◆ WHAT YOU NEED TO DO
The output should be every line below that includes the word "number".

Web page and app entries:
============================================================
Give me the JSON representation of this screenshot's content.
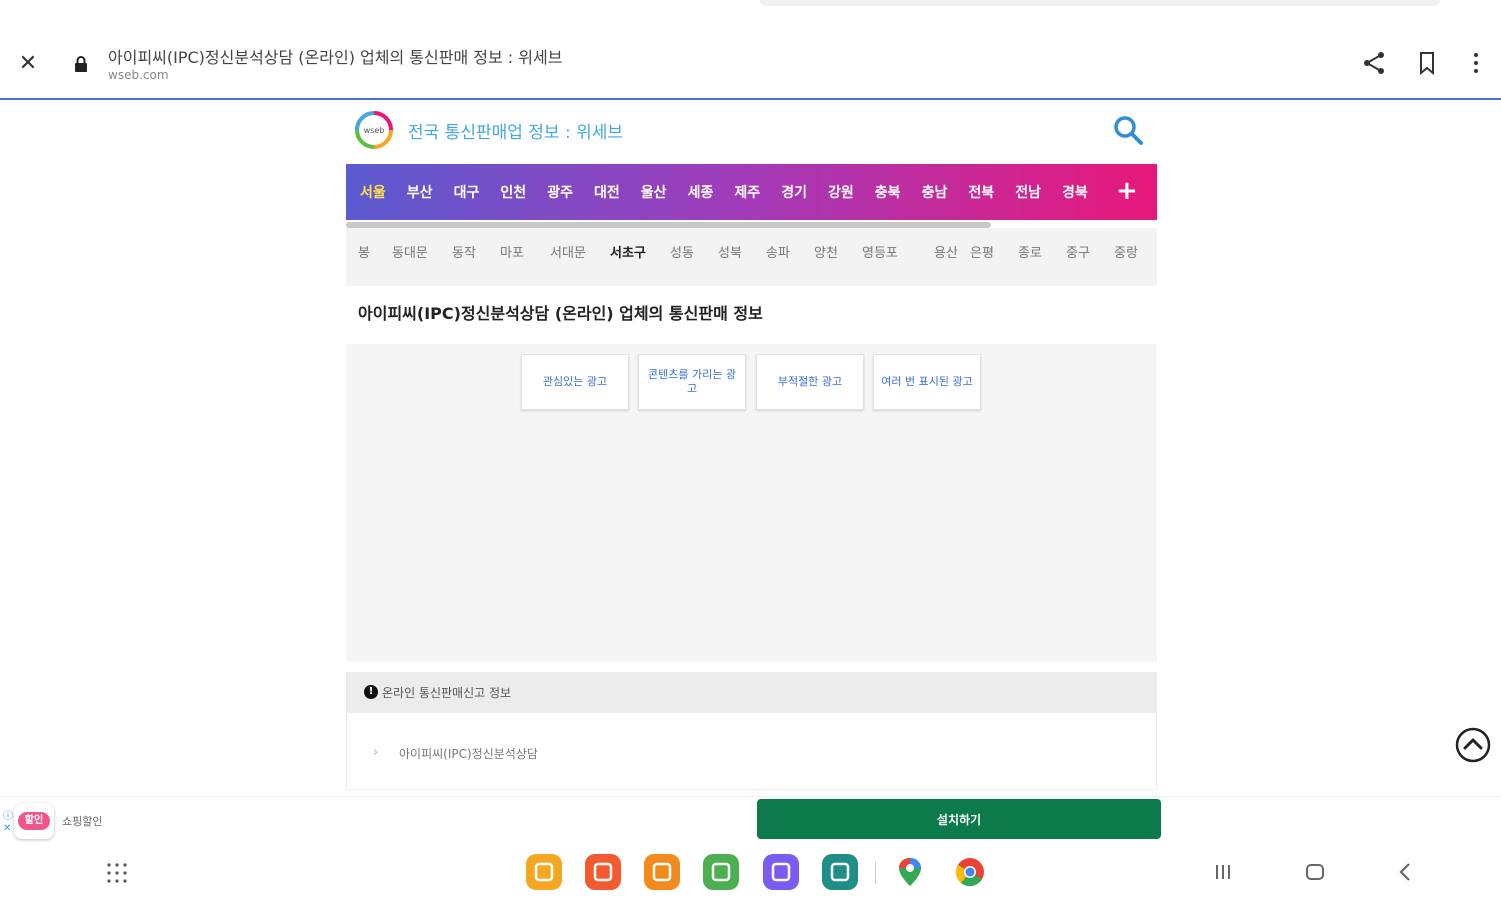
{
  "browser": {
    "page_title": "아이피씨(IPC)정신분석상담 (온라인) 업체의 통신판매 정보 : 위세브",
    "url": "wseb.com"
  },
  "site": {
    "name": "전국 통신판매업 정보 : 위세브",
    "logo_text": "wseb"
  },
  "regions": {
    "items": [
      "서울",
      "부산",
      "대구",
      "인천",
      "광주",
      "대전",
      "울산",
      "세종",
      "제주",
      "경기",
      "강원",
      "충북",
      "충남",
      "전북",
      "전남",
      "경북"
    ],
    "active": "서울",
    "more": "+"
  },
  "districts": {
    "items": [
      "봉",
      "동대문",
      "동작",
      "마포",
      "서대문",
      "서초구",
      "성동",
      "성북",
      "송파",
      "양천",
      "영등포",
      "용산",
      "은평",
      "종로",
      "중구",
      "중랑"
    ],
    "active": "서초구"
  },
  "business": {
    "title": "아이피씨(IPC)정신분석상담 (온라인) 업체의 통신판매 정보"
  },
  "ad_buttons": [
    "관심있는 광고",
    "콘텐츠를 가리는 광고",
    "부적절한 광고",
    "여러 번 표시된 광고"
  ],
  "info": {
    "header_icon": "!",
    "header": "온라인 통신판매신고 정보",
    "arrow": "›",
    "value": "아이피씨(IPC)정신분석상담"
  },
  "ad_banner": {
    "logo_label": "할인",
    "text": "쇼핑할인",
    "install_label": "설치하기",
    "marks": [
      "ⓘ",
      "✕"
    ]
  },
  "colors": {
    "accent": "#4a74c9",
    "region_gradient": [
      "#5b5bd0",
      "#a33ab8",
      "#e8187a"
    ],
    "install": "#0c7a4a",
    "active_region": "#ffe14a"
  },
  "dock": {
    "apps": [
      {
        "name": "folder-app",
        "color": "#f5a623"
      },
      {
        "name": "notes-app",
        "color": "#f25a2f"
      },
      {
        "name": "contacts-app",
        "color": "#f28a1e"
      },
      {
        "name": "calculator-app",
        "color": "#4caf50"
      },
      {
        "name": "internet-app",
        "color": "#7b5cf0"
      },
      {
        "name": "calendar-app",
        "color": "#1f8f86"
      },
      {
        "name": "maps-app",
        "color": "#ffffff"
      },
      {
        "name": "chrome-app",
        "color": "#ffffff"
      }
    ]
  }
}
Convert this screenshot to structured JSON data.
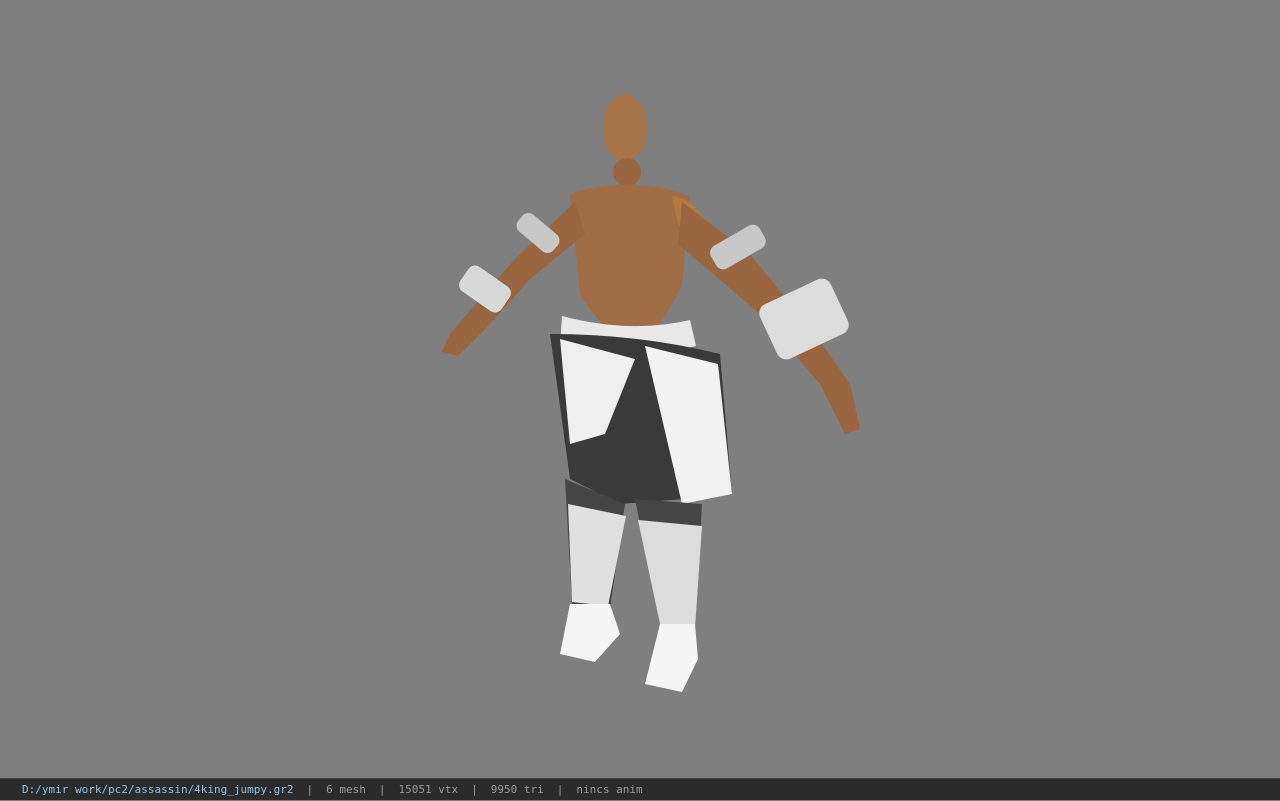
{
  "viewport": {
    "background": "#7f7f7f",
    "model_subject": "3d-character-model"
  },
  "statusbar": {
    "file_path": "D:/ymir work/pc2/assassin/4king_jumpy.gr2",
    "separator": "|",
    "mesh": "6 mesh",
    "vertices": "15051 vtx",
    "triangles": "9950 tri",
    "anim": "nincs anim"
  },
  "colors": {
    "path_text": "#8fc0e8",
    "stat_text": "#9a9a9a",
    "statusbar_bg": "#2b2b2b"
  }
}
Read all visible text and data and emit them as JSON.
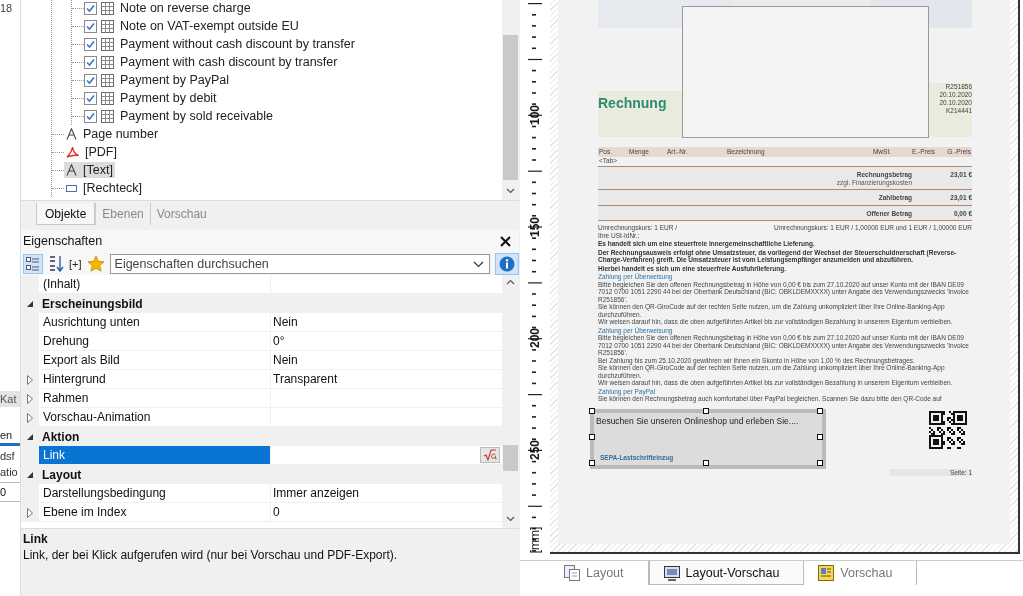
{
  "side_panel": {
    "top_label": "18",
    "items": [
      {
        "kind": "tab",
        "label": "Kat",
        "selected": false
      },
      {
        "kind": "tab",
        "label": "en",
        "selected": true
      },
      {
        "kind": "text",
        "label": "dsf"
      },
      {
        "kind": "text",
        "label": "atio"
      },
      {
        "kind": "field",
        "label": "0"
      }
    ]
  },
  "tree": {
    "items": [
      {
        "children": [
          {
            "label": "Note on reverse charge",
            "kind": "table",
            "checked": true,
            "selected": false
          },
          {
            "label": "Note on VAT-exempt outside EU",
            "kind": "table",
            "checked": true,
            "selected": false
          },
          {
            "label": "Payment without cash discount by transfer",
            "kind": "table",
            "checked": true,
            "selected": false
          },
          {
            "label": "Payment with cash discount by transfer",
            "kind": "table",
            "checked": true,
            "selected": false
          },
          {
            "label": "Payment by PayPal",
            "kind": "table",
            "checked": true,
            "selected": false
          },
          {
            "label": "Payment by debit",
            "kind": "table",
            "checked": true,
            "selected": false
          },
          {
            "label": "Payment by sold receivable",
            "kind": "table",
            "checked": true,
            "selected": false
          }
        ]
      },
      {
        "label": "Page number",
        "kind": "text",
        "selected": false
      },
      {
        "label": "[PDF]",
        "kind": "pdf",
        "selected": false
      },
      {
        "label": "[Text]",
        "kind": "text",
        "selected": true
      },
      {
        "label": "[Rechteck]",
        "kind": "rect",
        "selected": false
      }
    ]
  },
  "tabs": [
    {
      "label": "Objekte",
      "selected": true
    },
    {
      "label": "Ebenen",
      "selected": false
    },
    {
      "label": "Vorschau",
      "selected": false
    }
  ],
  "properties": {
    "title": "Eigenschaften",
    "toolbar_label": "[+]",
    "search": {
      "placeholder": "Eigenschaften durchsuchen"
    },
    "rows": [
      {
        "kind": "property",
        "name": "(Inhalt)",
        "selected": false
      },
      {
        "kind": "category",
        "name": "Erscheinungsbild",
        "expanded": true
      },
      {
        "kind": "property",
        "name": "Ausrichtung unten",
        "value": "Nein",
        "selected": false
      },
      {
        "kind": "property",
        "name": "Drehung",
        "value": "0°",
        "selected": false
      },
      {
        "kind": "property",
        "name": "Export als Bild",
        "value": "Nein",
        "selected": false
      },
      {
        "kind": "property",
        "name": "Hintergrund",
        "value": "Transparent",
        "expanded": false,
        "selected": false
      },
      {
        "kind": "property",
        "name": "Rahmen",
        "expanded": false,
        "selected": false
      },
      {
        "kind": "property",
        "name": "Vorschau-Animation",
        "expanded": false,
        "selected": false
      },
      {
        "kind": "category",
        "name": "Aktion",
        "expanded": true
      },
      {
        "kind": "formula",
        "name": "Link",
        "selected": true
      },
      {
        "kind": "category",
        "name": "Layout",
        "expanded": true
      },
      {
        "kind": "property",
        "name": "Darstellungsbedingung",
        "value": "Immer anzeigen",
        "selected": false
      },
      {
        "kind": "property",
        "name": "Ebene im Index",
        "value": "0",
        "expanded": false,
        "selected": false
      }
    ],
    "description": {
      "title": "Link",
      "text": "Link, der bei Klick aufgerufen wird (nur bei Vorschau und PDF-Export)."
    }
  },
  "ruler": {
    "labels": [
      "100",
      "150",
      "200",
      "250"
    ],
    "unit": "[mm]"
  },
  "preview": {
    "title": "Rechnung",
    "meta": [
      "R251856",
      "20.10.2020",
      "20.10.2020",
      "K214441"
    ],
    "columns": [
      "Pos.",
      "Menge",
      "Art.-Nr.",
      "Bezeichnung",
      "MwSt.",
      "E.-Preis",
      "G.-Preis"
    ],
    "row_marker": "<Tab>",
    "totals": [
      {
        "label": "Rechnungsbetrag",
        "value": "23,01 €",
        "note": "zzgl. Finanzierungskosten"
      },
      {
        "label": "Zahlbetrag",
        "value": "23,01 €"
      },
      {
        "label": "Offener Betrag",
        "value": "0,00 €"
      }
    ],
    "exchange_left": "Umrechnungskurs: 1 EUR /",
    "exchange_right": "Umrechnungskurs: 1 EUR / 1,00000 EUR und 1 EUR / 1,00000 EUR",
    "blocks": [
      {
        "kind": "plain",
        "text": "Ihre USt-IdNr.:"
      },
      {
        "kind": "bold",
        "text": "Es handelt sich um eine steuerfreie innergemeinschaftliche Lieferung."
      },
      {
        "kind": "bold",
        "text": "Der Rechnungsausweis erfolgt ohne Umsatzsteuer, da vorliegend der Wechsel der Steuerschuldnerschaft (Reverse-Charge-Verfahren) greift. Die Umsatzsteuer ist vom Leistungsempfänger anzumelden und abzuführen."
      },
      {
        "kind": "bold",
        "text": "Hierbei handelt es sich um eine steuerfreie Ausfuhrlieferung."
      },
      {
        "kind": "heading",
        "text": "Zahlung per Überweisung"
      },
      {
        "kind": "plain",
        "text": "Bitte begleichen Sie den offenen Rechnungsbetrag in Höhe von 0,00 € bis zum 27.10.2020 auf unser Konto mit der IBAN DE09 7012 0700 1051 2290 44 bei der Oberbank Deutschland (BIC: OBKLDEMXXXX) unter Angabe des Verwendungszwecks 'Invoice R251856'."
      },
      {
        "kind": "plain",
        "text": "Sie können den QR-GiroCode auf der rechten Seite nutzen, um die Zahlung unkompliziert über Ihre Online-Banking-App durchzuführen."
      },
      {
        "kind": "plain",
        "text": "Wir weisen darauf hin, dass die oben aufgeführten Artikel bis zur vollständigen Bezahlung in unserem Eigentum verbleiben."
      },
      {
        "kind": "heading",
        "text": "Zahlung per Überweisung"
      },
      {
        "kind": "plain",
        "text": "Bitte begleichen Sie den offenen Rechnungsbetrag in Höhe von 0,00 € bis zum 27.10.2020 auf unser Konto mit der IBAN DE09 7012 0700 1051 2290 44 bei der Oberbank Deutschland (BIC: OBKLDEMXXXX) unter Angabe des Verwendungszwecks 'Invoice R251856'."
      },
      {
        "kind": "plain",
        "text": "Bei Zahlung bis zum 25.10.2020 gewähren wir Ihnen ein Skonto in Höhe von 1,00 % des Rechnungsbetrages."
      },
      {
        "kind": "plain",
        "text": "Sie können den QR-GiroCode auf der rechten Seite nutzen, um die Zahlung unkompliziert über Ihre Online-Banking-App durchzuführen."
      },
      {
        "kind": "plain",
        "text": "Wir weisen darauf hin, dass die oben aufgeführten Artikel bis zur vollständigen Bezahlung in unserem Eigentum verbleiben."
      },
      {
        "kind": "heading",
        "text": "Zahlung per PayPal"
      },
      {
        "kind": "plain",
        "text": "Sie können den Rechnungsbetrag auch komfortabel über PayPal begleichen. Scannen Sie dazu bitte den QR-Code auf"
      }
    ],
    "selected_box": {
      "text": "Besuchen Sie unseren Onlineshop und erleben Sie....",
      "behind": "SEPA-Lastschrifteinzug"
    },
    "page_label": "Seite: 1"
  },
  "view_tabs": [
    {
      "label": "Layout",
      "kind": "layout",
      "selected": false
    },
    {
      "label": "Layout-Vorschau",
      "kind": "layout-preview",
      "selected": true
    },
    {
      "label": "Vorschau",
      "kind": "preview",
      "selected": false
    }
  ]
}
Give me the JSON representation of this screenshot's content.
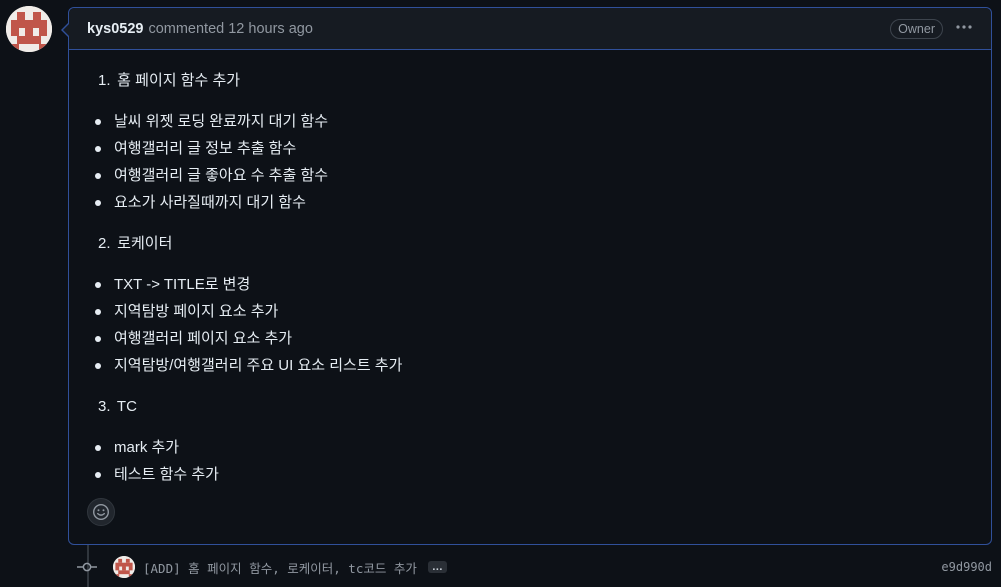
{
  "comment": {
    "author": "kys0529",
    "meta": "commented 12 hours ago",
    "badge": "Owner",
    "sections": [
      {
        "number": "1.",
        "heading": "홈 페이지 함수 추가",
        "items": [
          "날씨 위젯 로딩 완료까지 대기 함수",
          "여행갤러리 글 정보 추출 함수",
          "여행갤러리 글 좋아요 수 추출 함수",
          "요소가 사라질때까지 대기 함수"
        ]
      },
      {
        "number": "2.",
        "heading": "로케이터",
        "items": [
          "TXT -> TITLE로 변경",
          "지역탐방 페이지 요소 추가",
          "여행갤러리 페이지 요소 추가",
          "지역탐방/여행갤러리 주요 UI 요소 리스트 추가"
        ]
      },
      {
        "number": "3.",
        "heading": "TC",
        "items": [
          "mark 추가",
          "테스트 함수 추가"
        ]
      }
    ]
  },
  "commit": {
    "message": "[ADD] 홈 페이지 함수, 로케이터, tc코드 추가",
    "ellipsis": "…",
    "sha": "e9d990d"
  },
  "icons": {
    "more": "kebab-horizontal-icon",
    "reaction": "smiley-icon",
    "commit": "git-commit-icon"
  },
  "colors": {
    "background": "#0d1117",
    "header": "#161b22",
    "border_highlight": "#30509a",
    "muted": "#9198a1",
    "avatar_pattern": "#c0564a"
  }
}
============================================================
◆ SOLUTION BELOW
        "label": "Page number",
        "number": "1.",
        "number": "2.",
        "number": "3.",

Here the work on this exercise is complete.